SXM Airport Clarifies the Issues of Closed Loop, Dividends and Concession Fees

PJIA Terminal
PJIA Regina LaBega_2012
Regina LaBega, Princess Juliana International Airport Managing Director,

SIMPSON BAY, St. Maarten (Tuesday, March 24, 2015)–The Princess Juliana International Airport, SXM, has presented a proposal that it considers a win-win-win situation for all concerned which, in particular, would pave the way for Government to charge some concession fee.

This proposal was disclosed in the presentation the Airport management made to members of the Committee on Tourism, Economic Affairs, Transport and Telecommunications of the Parliament of St. Maarten on Monday, March 23, 2015. The public meeting was carried live on radio and television. It would be the second time SXM Airport would meet with Members of Parliament in about a month to update them about developments at the Airport.

“It was again an honor for us to meet with the Parliamentarians and provide them with detailed answers to their various questions about developments at the Airport and we believe overall, our presentation was well-received,” said Regina LaBega, SXM Managing Director, who was accompanied by her management team at the presentation.

“In fact, we made a similar presentation to the Dutch Prime Minister Rutte and his delegation when he visited the island last July, the Governor, as well as Parliament in a previous meeting, and the response was very positive,” LaBega said, stressing that the Airport runs a very transparent operation and has no problems with giving information to the relevant authorities.

“Central to all our activities right now is the fact that we were able to secure a US$132 million loan on the international financial market at very favorable terms, all of which was made possible by the Moody’s Investors Service investment grade rating we obtained in 2012, following efforts by successive Governments since 2010 to obtain a sovereign rating, which was also granted simultaneously by Moody’s assigning the Government an even higher investment grade rating,” LaBega recalled.

In a press release issued by Moody’s at the time, it stressed what factored in the rating for SXM Airport were the favorable legal covenants and investor protections in the bond indenture. These include cash funded debt service reserve funds that cover three months debt service, and “a closed loop of funds that does not allow dividends to be paid to the holding company, retaining all excess cash flow for Airport purposes.”

“This is essential to understand why SXM Airport cannot pay dividends to Government,” LaBega explained. “It is a basic condition of the covenant we signed as part of the loan agreement and as such we cannot break it. That is why we have come up with an alternative proposal, which would offer Government a way to receive a concession fee without breaking the loan covenant.This proposal still has to be discussed with Government. We have requested a meeting with the Council of Ministers on this matter and are still awaiting a date for such meeting to take place,” LaBega said.

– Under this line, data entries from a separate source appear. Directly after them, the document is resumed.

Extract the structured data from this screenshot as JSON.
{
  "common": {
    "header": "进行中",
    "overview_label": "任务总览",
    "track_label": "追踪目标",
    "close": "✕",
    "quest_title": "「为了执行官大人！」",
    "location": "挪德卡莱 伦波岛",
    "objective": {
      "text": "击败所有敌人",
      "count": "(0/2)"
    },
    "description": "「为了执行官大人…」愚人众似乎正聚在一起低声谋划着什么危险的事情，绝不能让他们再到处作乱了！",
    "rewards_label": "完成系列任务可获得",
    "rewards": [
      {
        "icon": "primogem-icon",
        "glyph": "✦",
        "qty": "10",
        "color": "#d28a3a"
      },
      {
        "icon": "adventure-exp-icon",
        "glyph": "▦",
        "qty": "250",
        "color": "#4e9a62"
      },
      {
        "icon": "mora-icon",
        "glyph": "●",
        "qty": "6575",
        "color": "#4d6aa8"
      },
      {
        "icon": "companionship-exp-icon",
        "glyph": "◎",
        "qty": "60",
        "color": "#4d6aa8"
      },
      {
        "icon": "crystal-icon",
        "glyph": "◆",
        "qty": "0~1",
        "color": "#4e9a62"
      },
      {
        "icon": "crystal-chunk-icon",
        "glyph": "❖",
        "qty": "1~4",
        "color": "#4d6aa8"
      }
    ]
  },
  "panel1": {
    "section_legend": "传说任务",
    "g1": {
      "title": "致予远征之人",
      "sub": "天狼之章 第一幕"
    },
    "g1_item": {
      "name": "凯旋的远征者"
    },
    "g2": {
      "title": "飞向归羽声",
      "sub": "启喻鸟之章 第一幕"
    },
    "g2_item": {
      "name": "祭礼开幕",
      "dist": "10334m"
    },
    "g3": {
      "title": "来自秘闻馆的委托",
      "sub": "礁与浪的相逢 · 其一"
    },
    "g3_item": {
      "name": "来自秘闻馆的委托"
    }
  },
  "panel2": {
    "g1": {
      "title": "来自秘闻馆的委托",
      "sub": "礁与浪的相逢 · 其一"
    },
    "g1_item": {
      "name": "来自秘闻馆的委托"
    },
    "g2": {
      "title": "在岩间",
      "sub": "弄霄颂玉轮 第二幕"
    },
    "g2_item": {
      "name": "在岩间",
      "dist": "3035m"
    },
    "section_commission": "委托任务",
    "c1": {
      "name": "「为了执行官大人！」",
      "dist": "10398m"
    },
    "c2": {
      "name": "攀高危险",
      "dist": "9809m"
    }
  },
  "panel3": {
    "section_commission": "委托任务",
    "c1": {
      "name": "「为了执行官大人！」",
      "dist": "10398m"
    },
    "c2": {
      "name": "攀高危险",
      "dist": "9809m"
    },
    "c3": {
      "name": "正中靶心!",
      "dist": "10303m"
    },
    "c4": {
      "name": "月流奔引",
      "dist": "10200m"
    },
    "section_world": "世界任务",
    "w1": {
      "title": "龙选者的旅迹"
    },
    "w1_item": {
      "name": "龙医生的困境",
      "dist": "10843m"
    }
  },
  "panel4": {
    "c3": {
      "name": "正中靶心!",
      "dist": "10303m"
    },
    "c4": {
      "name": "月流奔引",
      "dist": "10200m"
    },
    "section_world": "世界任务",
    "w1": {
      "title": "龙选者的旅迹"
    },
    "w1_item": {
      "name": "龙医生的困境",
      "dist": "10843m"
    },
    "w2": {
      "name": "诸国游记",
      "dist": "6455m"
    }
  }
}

She stressed that unlike many airports in the region and even in the USA and Europe, SXM is not funded nor subsidized by government at all and has to rely completely on its own financial resources.

“It is in recognition of this that successive governments of St. Maarten decided to grant PJIAE NV a concession to operate the Airport without charging a concession fee while allowing the Airport to keep the so-called departure fees, which is not a tax, because only government can levy taxes,” LaBega continued.

LaBega recalled that part of the reason the bond issue to raise the US$132 million loan on the international financial market was quickly oversubscribed was the fact that investors were confident that Government would not be dipping its hands into the Airport’s finances for purposes that have nothing to do with the Airport.

“Investors are aware of the long-standing arms length policy of St. Maarten’s Government towards the government-owned companies. As a matter of fact, this was one of the issues raised by the Dutch delegation led by Prime Minister Rutte when we made the presentation to them last year,” LaBega said.

“We don’t need to go into the history of how that policy came into being and what has happened since, but our investors are definitely monitoring the pronouncements of our elected representatives with regards to the issue of dividends and concession fees and other related matters,” she added.

“We understand the position of Government, and we are not against paying concession fees; however, to just institute that now, in spite of the current concession agreement (which does not expire until 2030), would not instill confidence in our investors and could adversely affect not only SXM Airport, but Government and the whole economy of St. Maarten,” LaBega said.

“The closed loop is not something we came up with now; it is an integral part of our loan covenant. If we break that covenant, PJIAE would be in default and then we would need to ask the Government to come up with the US$132 million and then Government can do whatever it so desires with the Airport. It’s as simple as that. If you have a mortgage loan with a bank, and you later disagree with the basic terms of the loan, then you either have to pay up the bank or adhere to the agreed terms,” she explained, stressing, “this is why we are restricted in what we can do.”

“The airport is a strategic asset to the people of St. Maarten and I’m sure nobody wants to jeopardize its further development. As a growing regional hub, our hub partners too are closely watching what we are doing. More importantly, to continue to take SXM airport to the next level, of course, we need the cooperation of Government, particularly with the permits and authorizations that we are patiently awaiting to be granted.”